This review is offered for Tuesday’s Overlooked Film meme hosted by Todd Mason over at Sweet Freedom; and Bev’s Silver Age Vintage Mystery Scavenger Hunt
“I looked in the mirror and that was a mistake. Black hair, black brows, dark blue eyes and a white strained haggard face to remind me how desperately worried I was.”
The book begins with a prologue set in 1958 with a cargo plane shot down over the Gulf of Mexico while our narrator listens in horror over the radio. We then shift forward a couple of years as he is being arraigned in court – he now has red hair, a limp and a scar, so the years have really not been good to him! We are told that he arrived from Cuba and is wanted for attempted murder – he decides to make a break for it, shoots a guard and flees, taking as hostage a young woman, Mary Ruthven, who happened to be sitting in court that day. However, it turns out he picked the wrong hostage as her father, General Blair Ruthven, is said to be ‘the richest oil man in the United States’ and has powerful friends – as a result they soon catch up with him and Talbot ends up being used by them in an illegal operation being run from an oil platform. But there are plenty of twists in store as very little of what we have experienced so far is actually as it seems, So I’ll add little more to the plot description, except to say that the story moves at a tremendous pace, the payoff is a good one, and as usual, the author’s descriptions of things at sea were, for this reader, a bit on the long and overly detailed side.
“Shut up!” I interrupted contemptuously. “Shut up or I’ll turn a knob here, pull a switch there and have the two of you grovelling on your hands and knees and begging for your lives …”
In adapting the book, the locale was shifted to Louisiana and events moved forward by about a decade. But apart from that, the film is remarkably faithful, keeping all of the plot, the structure and most of the characters and dialogue too. While it never aimed to compete with such big budget extravaganzas such as The Guns of Navarone (1961), Ice Station Zebra or Where Eagles Dare (both 1968), this compares extremely well with such smaller scale adaptation as the previous year’s When Eight Bells Toll.

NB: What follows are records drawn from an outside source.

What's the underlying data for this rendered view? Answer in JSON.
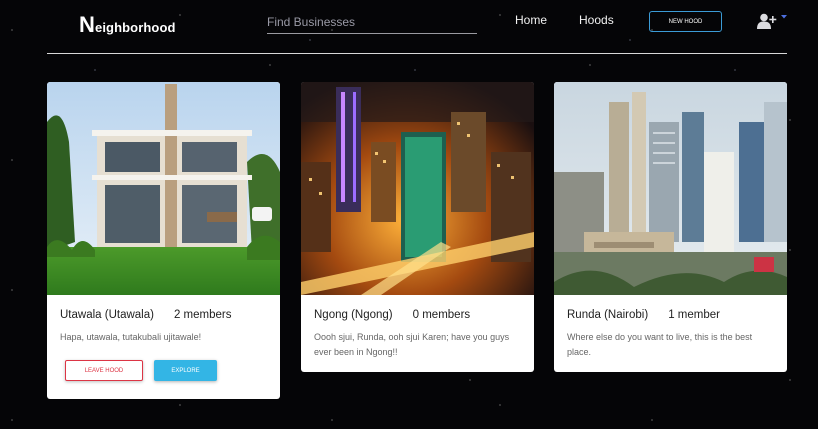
{
  "header": {
    "logo_initial": "N",
    "logo_rest": "eighborhood",
    "search_placeholder": "Find Businesses",
    "nav": {
      "home": "Home",
      "hoods": "Hoods"
    },
    "new_hood_label": "NEW HOOD",
    "user_icon": "user-plus-icon",
    "dropdown_icon": "caret-down-icon"
  },
  "colors": {
    "background": "#050507",
    "accent": "#33b5e5",
    "danger": "#dc3545",
    "new_hood_border": "#3b9bd6"
  },
  "hoods": [
    {
      "name": "Utawala (Utawala)",
      "members": "2 members",
      "description": "Hapa, utawala, tutakubali ujitawale!",
      "leave_label": "LEAVE HOOD",
      "explore_label": "EXPLORE"
    },
    {
      "name": "Ngong (Ngong)",
      "members": "0 members",
      "description": "Oooh sjui, Runda, ooh sjui Karen; have you guys ever been in Ngong!!"
    },
    {
      "name": "Runda (Nairobi)",
      "members": "1 member",
      "description": "Where else do you want to live, this is the best place."
    }
  ]
}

The early sections of the film were shot on location in Southern Louisiana (partly around Terrebonne Parish), seen at its best for the astonishingly extended car chase that makes up the bulk of the early part of the film. The stunt co-ordinator was Carey Loftin, who does a terrific job here, aided by a superb score by Roy Budd, which features some of the greatest jazz players active in Britain at the time including Kenny Baker (trumpet), Jeff Clyne (bass), Tubby Hayes (tenor sax), Chris Karan (drums) and Ronnie Scott featured on sax during the car chase.

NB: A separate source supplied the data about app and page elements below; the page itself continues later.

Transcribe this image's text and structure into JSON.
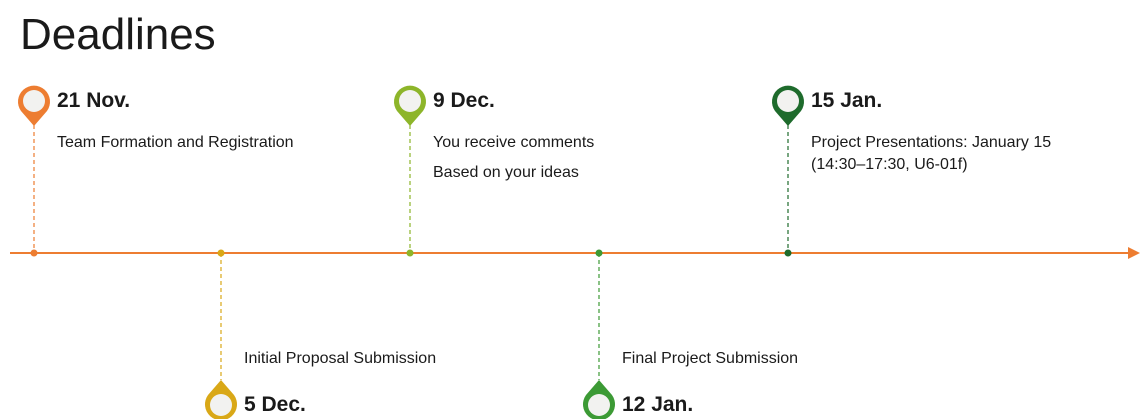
{
  "title": "Deadlines",
  "colors": {
    "axis": "#ED7D31",
    "orange": "#ED7D31",
    "gold": "#D9A817",
    "light_green": "#8DB52A",
    "medium_green": "#3C9A35",
    "dark_green": "#1E6B2C"
  },
  "events": [
    {
      "date": "21 Nov.",
      "lines": [
        "Team Formation and Registration"
      ],
      "color": "orange",
      "position": "above"
    },
    {
      "date": "5 Dec.",
      "lines": [
        "Initial Proposal Submission"
      ],
      "color": "gold",
      "position": "below"
    },
    {
      "date": "9 Dec.",
      "lines": [
        "You receive comments",
        "Based on your ideas"
      ],
      "color": "light_green",
      "position": "above"
    },
    {
      "date": "12 Jan.",
      "lines": [
        "Final Project Submission"
      ],
      "color": "medium_green",
      "position": "below"
    },
    {
      "date": "15 Jan.",
      "lines": [
        "Project Presentations: January 15",
        "(14:30–17:30, U6-01f)"
      ],
      "color": "dark_green",
      "position": "above"
    }
  ]
}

“In the right hands, fear is the deadliest weapon of all” – original poster tagline
The bulk of the film was actually shot in the UK at Bray Studios in Berkshire (the Ruthven residence is actually Binfield Manor), which is why most of the cast and nearly all the crew are British, including the great special effects expert Derek Meddings (Thunderbirds, The Spy Who Loved Me, etc.) who does a very impressive job with some seamless model work for the underwater sequences. The cast is generally very good, the most unexpected being Ben Kingsley, who in a nearly silent role, makes for a memorable villain before disappearing from the cinema for a decade before becoming a star in Gandhi (in between he appeared in a lot of TV and theatre productions however). Barry Newman is just right as the intense protagonist while Dolph Sweet is really good as the ex-cop who falls into bad company but who has unexpected layers. From a production standpoint the film always looks good and the oil rig climax is very well handled. This thriller won’t necessarily rock your world but it is much better than average, with a clever plot, a good cast and impeccable technical credentials – you should check it out when you have 100 minutes to spare.

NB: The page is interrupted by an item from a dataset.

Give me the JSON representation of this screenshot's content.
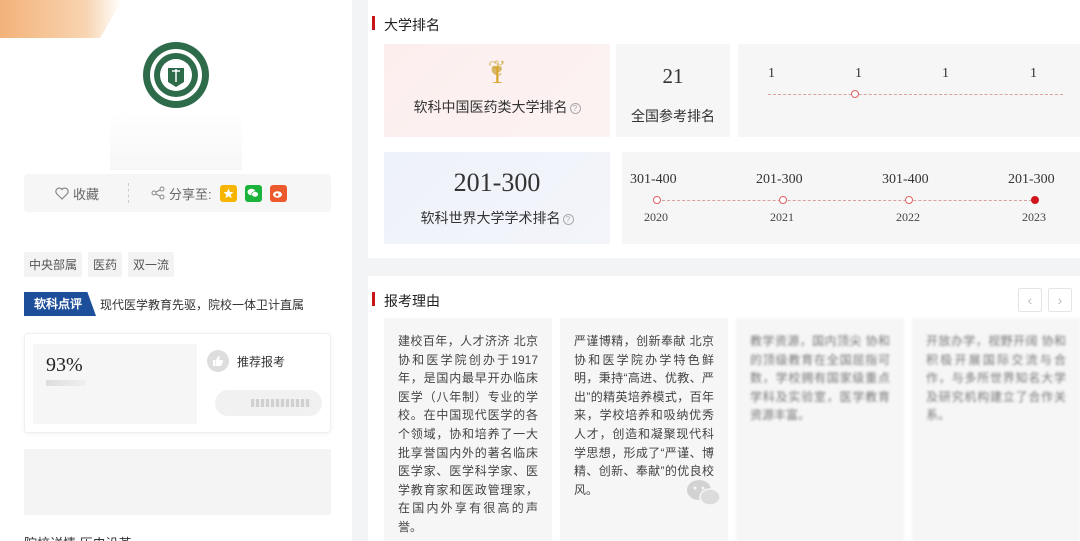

For a much more detailed (and much more critical) analysis of the film, look no further than John Grant’s expert entry for it at his Noirish website.
DVD Availability: This is available as a bare bones release in the UK that offers an exemplary anamorphic transfer – there are no extras at all, which is a shame, but when the film looks as good as it does here, then there really is no reason to complain.
Fear is the Key (1972)
Director: Michael Tuchner
Producer: Alan Ladd, Jr, Jay Kanter, Elliott Kastner
Screenplay: Robert Carrington
Cinematography: Alex Thomson
Art Direction: Syd Cain, Maurice Carter
Music: Roy Budd
Cast: Barry Newman, Suzy Kendall, John Vernon, Ben Kingsley, Dolph Sweet, Ray McAnally
I submit this review for Bev’s Silver Vintage Scavenger Hunt in the ‘plane’ category: